- WORK TO BE COMPLETED
Copy every line that contains the string "SharePoint" from the entries below.

- WORKING DATA
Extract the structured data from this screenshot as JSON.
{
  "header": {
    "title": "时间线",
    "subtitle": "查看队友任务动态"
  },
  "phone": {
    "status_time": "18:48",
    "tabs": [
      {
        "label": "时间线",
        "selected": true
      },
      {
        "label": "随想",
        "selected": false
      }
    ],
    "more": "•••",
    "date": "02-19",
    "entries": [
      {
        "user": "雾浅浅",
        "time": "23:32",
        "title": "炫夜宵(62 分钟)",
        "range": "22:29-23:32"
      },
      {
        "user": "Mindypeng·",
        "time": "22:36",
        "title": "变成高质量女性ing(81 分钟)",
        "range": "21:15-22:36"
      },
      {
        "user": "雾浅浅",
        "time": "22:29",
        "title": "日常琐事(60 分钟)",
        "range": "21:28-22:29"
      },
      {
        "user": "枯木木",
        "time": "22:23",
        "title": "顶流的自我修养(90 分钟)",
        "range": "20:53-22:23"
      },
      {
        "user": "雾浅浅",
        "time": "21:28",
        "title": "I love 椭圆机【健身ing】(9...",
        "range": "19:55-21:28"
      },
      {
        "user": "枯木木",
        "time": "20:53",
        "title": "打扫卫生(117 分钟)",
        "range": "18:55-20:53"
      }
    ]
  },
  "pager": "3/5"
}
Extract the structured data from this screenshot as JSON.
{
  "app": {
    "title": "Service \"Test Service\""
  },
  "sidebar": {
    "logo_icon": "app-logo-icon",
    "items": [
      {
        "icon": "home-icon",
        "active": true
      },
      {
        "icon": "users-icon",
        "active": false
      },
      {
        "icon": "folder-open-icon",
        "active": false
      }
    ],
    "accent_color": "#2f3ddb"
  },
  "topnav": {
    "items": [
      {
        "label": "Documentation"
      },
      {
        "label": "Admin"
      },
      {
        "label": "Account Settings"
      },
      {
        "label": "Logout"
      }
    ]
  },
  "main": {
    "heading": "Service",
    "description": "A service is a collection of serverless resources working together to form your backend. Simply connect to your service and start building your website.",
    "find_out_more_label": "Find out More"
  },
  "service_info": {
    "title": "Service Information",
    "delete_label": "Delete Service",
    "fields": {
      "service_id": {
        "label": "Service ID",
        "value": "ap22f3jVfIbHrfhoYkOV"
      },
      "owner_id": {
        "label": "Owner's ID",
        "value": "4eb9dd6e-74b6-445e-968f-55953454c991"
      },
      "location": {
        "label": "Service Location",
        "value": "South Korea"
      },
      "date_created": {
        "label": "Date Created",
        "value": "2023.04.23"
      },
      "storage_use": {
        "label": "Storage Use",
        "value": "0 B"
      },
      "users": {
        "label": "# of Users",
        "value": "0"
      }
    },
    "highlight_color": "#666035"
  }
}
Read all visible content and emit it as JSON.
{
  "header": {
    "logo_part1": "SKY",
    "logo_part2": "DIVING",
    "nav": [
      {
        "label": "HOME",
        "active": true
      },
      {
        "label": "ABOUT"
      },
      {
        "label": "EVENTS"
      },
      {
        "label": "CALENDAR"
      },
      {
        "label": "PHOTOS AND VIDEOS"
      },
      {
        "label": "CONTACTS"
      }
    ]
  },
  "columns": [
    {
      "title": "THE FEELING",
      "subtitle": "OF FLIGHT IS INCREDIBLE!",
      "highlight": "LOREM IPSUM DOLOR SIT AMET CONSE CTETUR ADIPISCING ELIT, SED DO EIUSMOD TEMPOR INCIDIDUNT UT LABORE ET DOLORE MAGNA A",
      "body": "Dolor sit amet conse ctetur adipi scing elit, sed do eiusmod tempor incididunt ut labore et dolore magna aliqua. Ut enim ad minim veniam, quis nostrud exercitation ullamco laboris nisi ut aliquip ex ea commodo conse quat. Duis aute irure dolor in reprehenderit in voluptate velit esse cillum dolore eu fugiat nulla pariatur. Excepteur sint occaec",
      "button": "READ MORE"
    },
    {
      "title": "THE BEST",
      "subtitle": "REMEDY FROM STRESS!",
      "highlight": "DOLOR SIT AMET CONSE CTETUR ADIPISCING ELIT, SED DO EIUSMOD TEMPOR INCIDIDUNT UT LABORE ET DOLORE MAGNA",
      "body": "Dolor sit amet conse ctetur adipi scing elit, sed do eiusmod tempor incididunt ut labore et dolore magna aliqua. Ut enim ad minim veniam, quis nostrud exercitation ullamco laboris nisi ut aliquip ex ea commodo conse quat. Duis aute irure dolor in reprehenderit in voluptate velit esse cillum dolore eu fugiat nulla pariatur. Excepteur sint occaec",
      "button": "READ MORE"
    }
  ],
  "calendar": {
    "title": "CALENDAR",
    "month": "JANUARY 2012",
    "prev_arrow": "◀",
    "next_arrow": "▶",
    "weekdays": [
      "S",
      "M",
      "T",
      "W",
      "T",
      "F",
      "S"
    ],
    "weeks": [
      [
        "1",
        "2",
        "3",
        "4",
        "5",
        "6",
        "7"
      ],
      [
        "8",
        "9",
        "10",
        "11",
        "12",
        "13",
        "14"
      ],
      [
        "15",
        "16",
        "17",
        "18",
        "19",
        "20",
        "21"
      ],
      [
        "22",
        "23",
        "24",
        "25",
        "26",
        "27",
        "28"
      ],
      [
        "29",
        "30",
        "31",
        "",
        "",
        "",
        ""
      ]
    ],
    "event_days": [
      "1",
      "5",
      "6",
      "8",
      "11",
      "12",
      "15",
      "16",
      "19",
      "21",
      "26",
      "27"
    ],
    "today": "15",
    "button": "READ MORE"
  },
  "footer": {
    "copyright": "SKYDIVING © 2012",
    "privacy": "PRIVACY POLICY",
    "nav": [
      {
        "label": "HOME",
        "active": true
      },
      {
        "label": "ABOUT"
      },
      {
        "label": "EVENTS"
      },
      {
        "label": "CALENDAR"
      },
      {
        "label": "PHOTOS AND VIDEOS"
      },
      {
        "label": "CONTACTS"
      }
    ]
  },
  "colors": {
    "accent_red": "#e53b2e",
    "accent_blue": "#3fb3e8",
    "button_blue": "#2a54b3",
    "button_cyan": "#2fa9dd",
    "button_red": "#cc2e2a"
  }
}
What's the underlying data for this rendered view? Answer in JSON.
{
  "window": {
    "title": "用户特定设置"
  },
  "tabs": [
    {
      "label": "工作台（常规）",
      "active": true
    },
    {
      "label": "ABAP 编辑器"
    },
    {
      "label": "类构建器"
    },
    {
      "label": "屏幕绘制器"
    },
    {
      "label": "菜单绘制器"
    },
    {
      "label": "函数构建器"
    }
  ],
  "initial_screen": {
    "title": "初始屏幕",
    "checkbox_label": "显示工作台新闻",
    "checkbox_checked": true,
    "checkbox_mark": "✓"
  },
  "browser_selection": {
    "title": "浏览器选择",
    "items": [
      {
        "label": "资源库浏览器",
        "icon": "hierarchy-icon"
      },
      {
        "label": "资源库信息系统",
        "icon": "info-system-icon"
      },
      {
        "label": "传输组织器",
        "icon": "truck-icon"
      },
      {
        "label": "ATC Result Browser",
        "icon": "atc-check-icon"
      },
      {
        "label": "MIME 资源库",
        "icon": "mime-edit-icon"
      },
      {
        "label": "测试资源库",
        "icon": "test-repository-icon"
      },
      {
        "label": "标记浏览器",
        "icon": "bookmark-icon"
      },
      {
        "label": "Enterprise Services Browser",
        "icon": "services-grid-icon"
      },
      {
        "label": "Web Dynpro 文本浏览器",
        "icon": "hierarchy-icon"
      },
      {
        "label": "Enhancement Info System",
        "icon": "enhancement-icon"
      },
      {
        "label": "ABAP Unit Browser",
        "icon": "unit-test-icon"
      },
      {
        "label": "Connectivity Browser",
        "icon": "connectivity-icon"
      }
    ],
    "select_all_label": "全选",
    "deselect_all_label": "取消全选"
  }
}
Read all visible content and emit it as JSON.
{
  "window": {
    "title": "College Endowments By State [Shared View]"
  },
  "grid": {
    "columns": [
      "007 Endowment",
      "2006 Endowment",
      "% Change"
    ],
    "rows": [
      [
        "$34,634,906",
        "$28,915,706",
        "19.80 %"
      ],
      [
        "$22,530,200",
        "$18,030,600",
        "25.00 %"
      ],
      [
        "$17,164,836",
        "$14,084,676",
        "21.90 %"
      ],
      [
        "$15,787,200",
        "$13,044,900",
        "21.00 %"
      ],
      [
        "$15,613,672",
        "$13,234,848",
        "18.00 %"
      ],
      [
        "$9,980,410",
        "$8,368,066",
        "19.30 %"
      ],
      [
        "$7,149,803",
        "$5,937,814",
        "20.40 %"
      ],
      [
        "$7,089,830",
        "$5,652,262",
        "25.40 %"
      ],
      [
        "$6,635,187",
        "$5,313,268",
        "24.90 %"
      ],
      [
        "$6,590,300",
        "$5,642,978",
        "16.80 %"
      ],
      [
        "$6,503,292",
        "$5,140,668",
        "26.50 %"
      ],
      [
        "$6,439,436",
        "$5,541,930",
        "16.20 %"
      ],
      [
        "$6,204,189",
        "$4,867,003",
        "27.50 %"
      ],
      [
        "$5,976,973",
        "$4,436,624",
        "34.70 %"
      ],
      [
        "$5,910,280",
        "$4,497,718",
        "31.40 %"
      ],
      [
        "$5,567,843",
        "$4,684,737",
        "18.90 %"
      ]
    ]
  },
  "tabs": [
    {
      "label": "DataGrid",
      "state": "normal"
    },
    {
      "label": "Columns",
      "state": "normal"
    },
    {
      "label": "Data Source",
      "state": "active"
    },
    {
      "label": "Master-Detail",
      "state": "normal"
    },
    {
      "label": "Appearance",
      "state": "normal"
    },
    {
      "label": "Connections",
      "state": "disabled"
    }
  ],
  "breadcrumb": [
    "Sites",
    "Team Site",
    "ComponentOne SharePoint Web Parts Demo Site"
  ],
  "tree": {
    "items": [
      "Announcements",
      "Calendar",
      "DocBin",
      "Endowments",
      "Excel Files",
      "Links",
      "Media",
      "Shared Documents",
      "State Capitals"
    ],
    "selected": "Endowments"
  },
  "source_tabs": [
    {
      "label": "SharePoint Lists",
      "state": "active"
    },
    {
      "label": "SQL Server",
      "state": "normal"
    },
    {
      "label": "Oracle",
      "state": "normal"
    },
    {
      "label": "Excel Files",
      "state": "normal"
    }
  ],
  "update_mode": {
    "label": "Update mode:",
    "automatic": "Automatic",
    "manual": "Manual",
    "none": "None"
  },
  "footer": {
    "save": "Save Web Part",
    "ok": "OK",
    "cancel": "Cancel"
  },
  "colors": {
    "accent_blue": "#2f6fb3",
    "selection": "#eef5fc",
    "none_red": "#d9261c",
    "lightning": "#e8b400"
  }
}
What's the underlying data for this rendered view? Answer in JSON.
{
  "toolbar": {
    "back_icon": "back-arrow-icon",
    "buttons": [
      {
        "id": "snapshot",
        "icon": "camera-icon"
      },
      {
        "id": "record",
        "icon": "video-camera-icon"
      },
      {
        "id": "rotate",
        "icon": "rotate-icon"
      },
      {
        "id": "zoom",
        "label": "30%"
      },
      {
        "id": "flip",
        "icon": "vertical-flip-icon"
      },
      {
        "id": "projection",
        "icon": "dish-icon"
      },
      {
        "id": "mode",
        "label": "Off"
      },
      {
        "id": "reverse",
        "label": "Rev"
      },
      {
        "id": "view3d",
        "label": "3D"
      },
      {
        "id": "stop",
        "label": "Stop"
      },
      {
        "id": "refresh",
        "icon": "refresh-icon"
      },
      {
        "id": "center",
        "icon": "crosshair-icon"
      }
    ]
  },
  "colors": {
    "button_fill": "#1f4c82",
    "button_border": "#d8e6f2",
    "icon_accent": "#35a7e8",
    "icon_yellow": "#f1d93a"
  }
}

- RESULT FOR THIS EXERCISE
    "ComponentOne SharePoint Web Parts Demo Site"
      "label": "SharePoint Lists",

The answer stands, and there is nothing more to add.